(Given records begins)

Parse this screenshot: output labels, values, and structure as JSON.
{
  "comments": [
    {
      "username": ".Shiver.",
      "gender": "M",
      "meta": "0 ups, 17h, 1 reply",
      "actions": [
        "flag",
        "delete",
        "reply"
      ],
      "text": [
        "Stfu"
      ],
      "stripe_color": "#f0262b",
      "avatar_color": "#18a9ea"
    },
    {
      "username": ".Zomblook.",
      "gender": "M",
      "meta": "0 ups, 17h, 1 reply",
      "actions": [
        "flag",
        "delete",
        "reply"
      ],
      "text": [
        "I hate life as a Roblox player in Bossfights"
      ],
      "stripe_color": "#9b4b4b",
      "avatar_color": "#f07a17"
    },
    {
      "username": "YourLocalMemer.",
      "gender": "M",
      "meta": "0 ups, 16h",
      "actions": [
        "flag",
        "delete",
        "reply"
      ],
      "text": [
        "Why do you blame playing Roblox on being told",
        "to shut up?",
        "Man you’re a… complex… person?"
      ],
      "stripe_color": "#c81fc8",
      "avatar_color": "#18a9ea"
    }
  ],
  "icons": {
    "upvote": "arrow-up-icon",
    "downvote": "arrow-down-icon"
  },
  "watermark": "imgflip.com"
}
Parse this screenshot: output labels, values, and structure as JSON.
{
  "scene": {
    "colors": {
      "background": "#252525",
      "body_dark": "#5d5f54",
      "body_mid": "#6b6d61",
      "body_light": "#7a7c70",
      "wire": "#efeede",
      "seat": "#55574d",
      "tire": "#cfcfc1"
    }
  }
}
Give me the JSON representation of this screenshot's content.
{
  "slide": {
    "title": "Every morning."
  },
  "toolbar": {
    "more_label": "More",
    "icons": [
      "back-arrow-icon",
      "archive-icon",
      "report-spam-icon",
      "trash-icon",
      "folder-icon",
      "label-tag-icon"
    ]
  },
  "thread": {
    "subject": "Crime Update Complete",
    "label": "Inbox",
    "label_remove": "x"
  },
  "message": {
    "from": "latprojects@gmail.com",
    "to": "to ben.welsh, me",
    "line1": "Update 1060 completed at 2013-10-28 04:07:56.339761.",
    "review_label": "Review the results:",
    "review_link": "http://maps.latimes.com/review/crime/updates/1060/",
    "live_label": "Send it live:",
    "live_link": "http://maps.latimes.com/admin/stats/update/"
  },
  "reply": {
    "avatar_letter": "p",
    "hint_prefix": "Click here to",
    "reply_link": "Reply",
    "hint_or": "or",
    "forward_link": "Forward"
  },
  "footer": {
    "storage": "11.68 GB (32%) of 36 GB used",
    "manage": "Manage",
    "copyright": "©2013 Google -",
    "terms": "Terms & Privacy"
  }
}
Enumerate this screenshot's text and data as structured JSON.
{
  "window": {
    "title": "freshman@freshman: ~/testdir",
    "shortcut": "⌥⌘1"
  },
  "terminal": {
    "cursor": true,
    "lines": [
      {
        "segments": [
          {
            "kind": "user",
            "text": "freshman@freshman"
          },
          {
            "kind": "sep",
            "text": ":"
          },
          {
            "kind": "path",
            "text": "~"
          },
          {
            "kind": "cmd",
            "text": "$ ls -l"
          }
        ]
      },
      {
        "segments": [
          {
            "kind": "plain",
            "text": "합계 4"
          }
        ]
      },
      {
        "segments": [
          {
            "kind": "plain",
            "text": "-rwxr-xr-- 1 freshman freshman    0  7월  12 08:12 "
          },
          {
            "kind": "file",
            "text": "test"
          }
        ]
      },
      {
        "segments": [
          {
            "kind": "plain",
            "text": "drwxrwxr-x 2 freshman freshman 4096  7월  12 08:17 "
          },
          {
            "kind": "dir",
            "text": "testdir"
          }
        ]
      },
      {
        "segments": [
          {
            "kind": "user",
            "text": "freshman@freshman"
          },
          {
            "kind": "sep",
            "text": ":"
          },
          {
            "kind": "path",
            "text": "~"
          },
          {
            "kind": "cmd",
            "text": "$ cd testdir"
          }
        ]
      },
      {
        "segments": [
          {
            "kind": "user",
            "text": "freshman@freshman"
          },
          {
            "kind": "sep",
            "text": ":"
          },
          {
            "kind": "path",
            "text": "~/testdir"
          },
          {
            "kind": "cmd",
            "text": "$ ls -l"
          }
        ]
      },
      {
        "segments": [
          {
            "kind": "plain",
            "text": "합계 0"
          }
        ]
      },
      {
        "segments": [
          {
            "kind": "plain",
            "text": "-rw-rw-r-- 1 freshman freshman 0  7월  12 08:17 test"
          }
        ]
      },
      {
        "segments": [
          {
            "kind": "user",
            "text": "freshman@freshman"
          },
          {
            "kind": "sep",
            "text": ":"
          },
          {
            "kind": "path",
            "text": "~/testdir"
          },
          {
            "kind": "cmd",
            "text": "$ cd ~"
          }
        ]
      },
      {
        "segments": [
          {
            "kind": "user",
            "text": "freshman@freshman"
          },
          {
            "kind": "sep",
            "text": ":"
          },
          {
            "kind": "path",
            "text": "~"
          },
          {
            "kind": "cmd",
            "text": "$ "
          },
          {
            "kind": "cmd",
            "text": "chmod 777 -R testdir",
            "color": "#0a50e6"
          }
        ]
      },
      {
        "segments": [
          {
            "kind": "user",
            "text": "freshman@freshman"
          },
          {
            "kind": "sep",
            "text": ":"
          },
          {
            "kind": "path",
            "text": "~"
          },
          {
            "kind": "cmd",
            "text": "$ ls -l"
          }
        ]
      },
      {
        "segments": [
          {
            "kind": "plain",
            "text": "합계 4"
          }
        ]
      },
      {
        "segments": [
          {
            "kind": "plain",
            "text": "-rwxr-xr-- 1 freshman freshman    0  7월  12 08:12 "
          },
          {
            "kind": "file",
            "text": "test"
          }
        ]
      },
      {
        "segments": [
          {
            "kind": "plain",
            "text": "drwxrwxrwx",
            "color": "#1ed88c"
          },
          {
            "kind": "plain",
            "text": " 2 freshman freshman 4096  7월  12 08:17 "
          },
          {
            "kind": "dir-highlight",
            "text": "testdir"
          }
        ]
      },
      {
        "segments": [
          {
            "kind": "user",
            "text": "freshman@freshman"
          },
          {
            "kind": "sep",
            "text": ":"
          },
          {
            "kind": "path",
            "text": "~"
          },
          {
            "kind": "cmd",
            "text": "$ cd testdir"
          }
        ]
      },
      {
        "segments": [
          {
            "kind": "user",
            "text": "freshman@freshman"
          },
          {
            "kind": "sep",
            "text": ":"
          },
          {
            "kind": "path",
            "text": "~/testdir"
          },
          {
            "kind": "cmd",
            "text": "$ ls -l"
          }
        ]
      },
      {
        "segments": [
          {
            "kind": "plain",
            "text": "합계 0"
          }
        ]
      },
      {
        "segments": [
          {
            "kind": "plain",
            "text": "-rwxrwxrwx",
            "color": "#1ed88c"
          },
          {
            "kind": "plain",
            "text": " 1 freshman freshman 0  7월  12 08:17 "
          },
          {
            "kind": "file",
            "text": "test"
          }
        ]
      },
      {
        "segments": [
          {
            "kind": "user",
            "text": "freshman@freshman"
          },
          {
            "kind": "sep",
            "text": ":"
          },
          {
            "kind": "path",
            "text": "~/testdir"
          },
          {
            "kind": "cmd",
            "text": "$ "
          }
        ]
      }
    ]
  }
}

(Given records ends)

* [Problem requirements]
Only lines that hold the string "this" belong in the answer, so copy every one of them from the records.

* [Output of the exercise]
Parse this screenshot: output labels, values, and structure as JSON.
Parse this screenshot: output labels, values, and structure as JSON.
Give me the JSON representation of this screenshot's content.
Enumerate this screenshot's text and data as structured JSON.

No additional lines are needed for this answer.